shares got burned Thursday after the cookware retailer warned that the current quarter will probably be a rough one.
The San Francisco-based company, which also sells home-furnishing products and operates the Pottery Barn chain, said that a "weakening" macro environment and slower-than-expected November traffic will probably push fiscal fourth-quarter results to the low end of prior guidance.
That outlook had non-GAAP earnings at $1.20 to $1.26 a share on sales of between $1.39 billion and $1.42 billion. Analysts polled by Thomson Financial are seeking a profit of $1.22 a share on a top line of $1.4 billion.
CEO Howard Lester blamed housing-market woes, which he says continued to make the home-furnishings market "very challenging" in the third quarter. In a press release, he pointed out that Williams was nevertheless able to eke out a 1.1% same-stores sales rise in October even as "most other retailers" dipped into the red.
Same-store sales, in Williams' case, refer to stores open for at least a year and whose gross square footage didn't change by more than 20% in the past year. The company's flagship chain saw this figure slide to a 0.3% gain, vs. 4.3% last year, though Pottery Barn and the company's other concepts all saw year-over-year improvements.
As for overall third-quarter financials, income was down 7.1% from last year to $27.1 million, or a flat 25 cents a share, for a penny EPS beat.

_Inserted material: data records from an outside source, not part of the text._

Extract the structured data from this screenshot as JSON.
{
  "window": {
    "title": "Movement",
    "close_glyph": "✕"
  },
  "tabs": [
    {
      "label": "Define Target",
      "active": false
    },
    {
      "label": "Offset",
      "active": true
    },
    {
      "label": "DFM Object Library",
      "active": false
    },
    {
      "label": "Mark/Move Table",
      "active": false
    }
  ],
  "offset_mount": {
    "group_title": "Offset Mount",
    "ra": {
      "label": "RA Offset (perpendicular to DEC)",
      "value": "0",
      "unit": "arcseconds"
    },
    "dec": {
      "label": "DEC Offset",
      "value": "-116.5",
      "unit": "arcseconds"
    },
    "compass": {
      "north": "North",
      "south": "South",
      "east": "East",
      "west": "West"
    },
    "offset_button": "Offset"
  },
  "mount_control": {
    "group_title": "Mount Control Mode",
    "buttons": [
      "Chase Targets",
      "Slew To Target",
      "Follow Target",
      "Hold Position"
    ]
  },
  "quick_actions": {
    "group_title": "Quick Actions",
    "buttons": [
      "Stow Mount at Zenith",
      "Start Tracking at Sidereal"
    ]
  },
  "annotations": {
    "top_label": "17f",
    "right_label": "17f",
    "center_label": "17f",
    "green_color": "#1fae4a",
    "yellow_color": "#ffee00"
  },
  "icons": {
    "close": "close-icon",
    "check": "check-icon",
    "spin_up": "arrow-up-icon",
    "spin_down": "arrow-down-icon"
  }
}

Revenue climbed 5% to an about in-line $895.1 million, with the retail portion of that partly buoyed by a net increase of 15 new stores.
Shares closed off $1.86, or 6.2%, at $28.40.